Every year, I give about a dozen speeches on travel across North America. When I sign books afterwards, a familiar scenario inevitably will play out.
I’ll hand back the book that I’ve just autographed and notice that the individual standing in front of me looks very, very nervous… and doesn’t want to move away from the table. She or he will chit-chat for a few minutes before taking a deep breath and asking, “How can I become a travel writer?”
Of course, there’s no one path to this type of career. But I do have advice, which I share, and it boils down to this: Attend the Book Passage Travel Writers and Photographers Conference, which is held each August in Corte Madera, California (right outside of San Francisco).
It’s one of the best first steps I know toward becoming a travel writer.
I know, I know. There are lots of gatherings for bloggers and travel writers. But I think Book Passage is tops for beginning travel writers for three key reasons.
A Focus on Craft: Unlike other travel writer conferences where networking is the key activity, attendees come to Book Passage to master basic and advanced writing and photography skills. Each morning, they attend a three-hour-long seminar, studying for three days in a row with one teacher or a team of two teachers, and covering such topics as newspaper and/or magazine writing, travel memoirs, or creating one’s own brand through blogging.
It’s a hands-on approach, with the students creating their own short pieces, reading work aloud, and learning how to better edit their own work. In the afternoons and evenings, there are lectures and panels that cover various genres of travel writing and photography as well as sessions on the business side about making a living in this field.
All-Star Teachers: And I realize that I’m going to sound like quite the braggart with that headline, as I’ve taught at Book Passage over the years, and will be doing so again this summer. But I don’t refer to myself.
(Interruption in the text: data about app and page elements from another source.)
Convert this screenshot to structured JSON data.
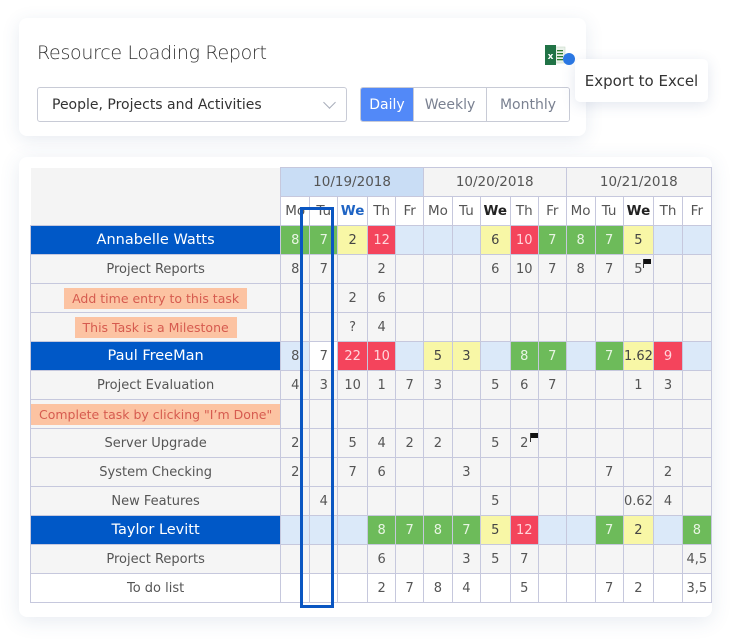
{
  "header": {
    "title": "Resource Loading Report",
    "export_icon": "excel-icon",
    "export_tooltip": "Export to Excel",
    "view_select": {
      "value": "People, Projects and Activities"
    },
    "period_tabs": [
      {
        "label": "Daily",
        "active": true
      },
      {
        "label": "Weekly",
        "active": false
      },
      {
        "label": "Monthly",
        "active": false
      }
    ]
  },
  "grid": {
    "dates": [
      {
        "label": "10/19/2018",
        "current": true
      },
      {
        "label": "10/20/2018",
        "current": false
      },
      {
        "label": "10/21/2018",
        "current": false
      }
    ],
    "days": [
      "Mo",
      "Tu",
      "We",
      "Th",
      "Fr",
      "Mo",
      "Tu",
      "We",
      "Th",
      "Fr",
      "Mo",
      "Tu",
      "We",
      "Th",
      "Fr"
    ],
    "current_day_index": 2,
    "bold_day_indices": [
      7,
      12
    ],
    "colors": {
      "over": "#f4445c",
      "full": "#6dbb5a",
      "under": "#f8f7a6",
      "empty": "#dbe9f9",
      "person_row": "#0058c7",
      "hint_bg": "#fcc3a2"
    },
    "rows": [
      {
        "type": "person",
        "name": "Annabelle Watts",
        "cells": [
          "8",
          "7",
          "2",
          "12",
          "",
          "",
          "",
          "6",
          "10",
          "7",
          "8",
          "7",
          "5",
          "",
          ""
        ],
        "status": [
          "full",
          "full",
          "under",
          "over",
          "empty",
          "empty",
          "empty",
          "under",
          "over",
          "full",
          "full",
          "full",
          "under",
          "empty",
          "empty"
        ]
      },
      {
        "type": "task",
        "name": "Project Reports",
        "cells": [
          "8",
          "7",
          "",
          "2",
          "",
          "",
          "",
          "6",
          "10",
          "7",
          "8",
          "7",
          "5",
          "",
          ""
        ],
        "flags": [
          12
        ]
      },
      {
        "type": "hint",
        "name": "Add time entry to this task",
        "cells": [
          "",
          "",
          "2",
          "6",
          "",
          "",
          "",
          "",
          "",
          "",
          "",
          "",
          "",
          "",
          ""
        ]
      },
      {
        "type": "hint",
        "name": "This Task is a Milestone",
        "cells": [
          "",
          "",
          "?",
          "4",
          "",
          "",
          "",
          "",
          "",
          "",
          "",
          "",
          "",
          "",
          ""
        ]
      },
      {
        "type": "person",
        "name": "Paul FreeMan",
        "cells": [
          "8",
          "7",
          "22",
          "10",
          "",
          "5",
          "3",
          "",
          "8",
          "7",
          "",
          "7",
          "1.62",
          "9",
          ""
        ],
        "status": [
          "empty",
          "white",
          "over",
          "over",
          "empty",
          "under",
          "under",
          "empty",
          "full",
          "full",
          "empty",
          "full",
          "under",
          "over",
          "empty"
        ]
      },
      {
        "type": "task",
        "name": "Project Evaluation",
        "cells": [
          "4",
          "3",
          "10",
          "1",
          "7",
          "3",
          "",
          "5",
          "6",
          "7",
          "",
          "",
          "1",
          "3",
          ""
        ]
      },
      {
        "type": "hint",
        "name": "Complete task by clicking \"I’m Done\"",
        "cells": [
          "",
          "",
          "",
          "",
          "",
          "",
          "",
          "",
          "",
          "",
          "",
          "",
          "",
          "",
          ""
        ]
      },
      {
        "type": "task",
        "name": "Server Upgrade",
        "cells": [
          "2",
          "",
          "5",
          "4",
          "2",
          "2",
          "",
          "5",
          "2",
          "",
          "",
          "",
          "",
          "",
          ""
        ],
        "flags": [
          8
        ]
      },
      {
        "type": "task",
        "name": "System Checking",
        "cells": [
          "2",
          "",
          "7",
          "6",
          "",
          "",
          "3",
          "",
          "",
          "",
          "",
          "7",
          "",
          "2",
          ""
        ]
      },
      {
        "type": "task",
        "name": "New Features",
        "cells": [
          "",
          "4",
          "",
          "",
          "",
          "",
          "",
          "5",
          "",
          "",
          "",
          "",
          "0.62",
          "4",
          ""
        ]
      },
      {
        "type": "person",
        "name": "Taylor Levitt",
        "cells": [
          "",
          "",
          "",
          "8",
          "7",
          "8",
          "7",
          "5",
          "12",
          "",
          "",
          "7",
          "2",
          "",
          "8"
        ],
        "status": [
          "empty",
          "empty",
          "empty",
          "full",
          "full",
          "full",
          "full",
          "under",
          "over",
          "empty",
          "empty",
          "full",
          "under",
          "empty",
          "full"
        ]
      },
      {
        "type": "task",
        "name": "Project Reports",
        "cells": [
          "",
          "",
          "",
          "6",
          "",
          "",
          "3",
          "5",
          "7",
          "",
          "",
          "",
          "",
          "",
          "4,5"
        ]
      },
      {
        "type": "task-white",
        "name": "To do list",
        "cells": [
          "",
          "",
          "",
          "2",
          "7",
          "8",
          "4",
          "",
          "5",
          "",
          "",
          "7",
          "2",
          "",
          "3,5"
        ]
      }
    ]
  }
}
I’m in awe of my fellow faculty, which has included Pico Iyer, novelist Isabel Allende and The New Yorker’s Susan Orlean.
This year’s staff includes Iyer, Andrew McCarthy (80’s movie star, and now, best selling travel author), Marcia de Sanctis (author of A Hard Place to Leave, which was named one of the best books of 2022 by Vogue), Tim Cahill (one of the founders of Outside magazine), Catharine Hamm (former Travel Editor of The Los Angeles Times), Jasmin Darznik (author of Song of a Captive Bird) and Don George (founder of the conference and an Editor-at-Large for National Geographic Traveler).
Not only are these folks, and others on the faculty, all whip-smart, they’re also unusually generous and kind with their time and attention.
Intimacy: Unlike SATW and the TBEX yearly conference, which are held in the types of places that house conventions, Book Passage is a small bookstore. There’s room for no more than 200 students, and all but one of the meals are held on the store’s patio and shared between teachers and students. That means that even though the conference isn’t focused on networking, some great networking can be done. I’ve hired authors here, and several of the conference’s faculty are alumni who got their first jobs here.
In 2023, the Book Passage Travel Writers and Photographers conference will take place August 10-13.
Go to www.bookpassage.com/travel for the price, housing options, a detailed schedule, and more.
Note from Pauline: This blog post was reworked from one I posted two years ago—though it’s just as heartfelt.